START THE DATA

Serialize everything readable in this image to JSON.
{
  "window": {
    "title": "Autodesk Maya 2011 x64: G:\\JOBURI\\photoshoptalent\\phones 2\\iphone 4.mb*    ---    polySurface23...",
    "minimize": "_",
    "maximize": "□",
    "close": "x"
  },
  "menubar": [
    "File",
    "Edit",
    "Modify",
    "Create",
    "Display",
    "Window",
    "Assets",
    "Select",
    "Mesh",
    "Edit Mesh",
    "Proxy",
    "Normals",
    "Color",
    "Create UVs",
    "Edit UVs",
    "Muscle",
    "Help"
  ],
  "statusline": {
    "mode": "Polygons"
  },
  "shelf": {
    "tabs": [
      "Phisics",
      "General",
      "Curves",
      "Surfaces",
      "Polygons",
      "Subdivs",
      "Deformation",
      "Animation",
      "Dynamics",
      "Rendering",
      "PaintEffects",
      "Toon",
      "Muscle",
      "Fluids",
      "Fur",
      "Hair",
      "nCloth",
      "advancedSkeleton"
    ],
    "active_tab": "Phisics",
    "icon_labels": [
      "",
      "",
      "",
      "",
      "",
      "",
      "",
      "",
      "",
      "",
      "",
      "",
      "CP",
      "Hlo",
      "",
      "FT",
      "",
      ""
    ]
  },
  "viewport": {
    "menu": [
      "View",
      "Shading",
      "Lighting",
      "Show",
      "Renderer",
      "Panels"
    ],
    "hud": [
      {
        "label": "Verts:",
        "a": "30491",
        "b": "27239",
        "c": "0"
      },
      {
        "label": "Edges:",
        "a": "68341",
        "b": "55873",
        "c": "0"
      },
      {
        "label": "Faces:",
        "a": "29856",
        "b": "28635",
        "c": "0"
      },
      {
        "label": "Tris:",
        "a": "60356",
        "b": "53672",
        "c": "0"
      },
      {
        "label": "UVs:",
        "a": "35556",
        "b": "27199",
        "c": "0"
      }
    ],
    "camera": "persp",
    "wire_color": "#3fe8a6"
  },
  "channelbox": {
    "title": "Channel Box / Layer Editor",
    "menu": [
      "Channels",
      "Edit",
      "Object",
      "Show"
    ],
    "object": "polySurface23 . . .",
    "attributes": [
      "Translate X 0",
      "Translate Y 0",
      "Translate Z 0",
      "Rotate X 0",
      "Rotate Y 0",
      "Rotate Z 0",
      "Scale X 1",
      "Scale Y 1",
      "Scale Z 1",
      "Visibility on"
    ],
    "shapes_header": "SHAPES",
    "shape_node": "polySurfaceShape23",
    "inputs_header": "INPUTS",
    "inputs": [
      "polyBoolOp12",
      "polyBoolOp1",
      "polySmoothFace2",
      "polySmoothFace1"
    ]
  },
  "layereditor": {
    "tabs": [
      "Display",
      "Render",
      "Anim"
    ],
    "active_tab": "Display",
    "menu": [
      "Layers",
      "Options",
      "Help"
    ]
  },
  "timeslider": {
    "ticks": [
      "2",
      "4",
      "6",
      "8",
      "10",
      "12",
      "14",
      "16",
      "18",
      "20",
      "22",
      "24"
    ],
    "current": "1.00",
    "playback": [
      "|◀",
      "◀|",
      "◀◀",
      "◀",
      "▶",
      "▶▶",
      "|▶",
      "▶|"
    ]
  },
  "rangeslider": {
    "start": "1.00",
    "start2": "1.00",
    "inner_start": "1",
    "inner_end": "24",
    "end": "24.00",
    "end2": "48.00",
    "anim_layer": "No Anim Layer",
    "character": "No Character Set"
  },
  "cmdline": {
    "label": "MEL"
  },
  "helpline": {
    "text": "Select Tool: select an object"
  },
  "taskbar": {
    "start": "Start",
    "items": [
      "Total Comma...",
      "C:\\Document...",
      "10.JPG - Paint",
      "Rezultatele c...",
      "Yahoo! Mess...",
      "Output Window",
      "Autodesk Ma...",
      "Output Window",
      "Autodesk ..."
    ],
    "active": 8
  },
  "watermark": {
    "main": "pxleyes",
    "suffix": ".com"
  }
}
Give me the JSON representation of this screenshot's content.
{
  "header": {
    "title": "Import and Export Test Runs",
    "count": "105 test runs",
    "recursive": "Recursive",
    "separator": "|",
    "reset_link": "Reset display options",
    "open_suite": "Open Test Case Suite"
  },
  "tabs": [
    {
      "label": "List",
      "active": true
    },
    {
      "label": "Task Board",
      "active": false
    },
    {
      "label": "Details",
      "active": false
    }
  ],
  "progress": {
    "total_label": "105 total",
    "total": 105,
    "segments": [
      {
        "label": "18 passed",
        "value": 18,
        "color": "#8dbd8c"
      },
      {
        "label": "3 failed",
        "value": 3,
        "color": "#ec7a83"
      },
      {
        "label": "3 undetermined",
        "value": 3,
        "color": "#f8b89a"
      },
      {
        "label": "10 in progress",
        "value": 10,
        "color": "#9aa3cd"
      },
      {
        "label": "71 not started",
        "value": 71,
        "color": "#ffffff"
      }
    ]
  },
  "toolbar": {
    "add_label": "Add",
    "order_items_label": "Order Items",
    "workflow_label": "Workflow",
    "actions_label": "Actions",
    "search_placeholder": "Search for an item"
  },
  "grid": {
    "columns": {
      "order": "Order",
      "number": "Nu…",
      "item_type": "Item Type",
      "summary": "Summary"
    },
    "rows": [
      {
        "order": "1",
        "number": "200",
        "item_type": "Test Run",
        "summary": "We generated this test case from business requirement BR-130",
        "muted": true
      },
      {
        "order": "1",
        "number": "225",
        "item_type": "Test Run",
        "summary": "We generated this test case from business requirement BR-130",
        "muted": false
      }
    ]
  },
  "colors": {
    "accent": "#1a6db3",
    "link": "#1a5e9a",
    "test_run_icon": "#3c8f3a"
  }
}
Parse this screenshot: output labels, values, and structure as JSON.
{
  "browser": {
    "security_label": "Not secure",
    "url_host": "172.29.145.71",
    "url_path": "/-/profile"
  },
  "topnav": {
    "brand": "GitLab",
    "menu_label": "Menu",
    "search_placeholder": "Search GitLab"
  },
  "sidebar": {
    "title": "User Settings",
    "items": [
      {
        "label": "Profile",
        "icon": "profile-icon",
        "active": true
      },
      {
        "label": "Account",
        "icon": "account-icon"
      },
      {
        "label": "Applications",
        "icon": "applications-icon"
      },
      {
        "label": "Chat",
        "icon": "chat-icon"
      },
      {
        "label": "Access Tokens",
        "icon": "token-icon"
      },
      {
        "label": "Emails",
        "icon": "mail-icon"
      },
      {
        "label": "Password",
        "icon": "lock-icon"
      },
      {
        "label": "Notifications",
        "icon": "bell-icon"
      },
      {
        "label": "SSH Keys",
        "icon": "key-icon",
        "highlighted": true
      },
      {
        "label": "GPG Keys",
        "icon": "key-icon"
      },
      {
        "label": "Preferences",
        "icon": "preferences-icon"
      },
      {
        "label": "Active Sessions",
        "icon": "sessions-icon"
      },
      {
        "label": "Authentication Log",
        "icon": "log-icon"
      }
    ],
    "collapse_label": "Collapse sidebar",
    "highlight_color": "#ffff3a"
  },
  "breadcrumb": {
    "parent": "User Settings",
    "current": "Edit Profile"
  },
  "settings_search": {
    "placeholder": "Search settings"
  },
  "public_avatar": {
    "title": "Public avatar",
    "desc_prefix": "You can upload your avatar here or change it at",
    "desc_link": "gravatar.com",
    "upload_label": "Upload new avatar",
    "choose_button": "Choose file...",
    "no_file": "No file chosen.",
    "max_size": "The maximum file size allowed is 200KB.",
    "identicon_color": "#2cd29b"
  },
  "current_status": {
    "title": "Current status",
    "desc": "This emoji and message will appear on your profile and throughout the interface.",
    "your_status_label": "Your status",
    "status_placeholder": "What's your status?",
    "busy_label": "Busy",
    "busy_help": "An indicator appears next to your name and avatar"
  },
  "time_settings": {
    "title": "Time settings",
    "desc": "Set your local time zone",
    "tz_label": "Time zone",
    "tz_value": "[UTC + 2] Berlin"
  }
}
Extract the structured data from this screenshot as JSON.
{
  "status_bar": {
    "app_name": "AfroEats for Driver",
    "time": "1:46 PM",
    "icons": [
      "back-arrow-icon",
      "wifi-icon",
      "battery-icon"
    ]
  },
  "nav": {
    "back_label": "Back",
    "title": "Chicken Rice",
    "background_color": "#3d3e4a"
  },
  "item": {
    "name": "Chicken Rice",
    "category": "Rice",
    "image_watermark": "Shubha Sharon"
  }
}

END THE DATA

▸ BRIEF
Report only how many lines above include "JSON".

▸ TASK ANSWER
4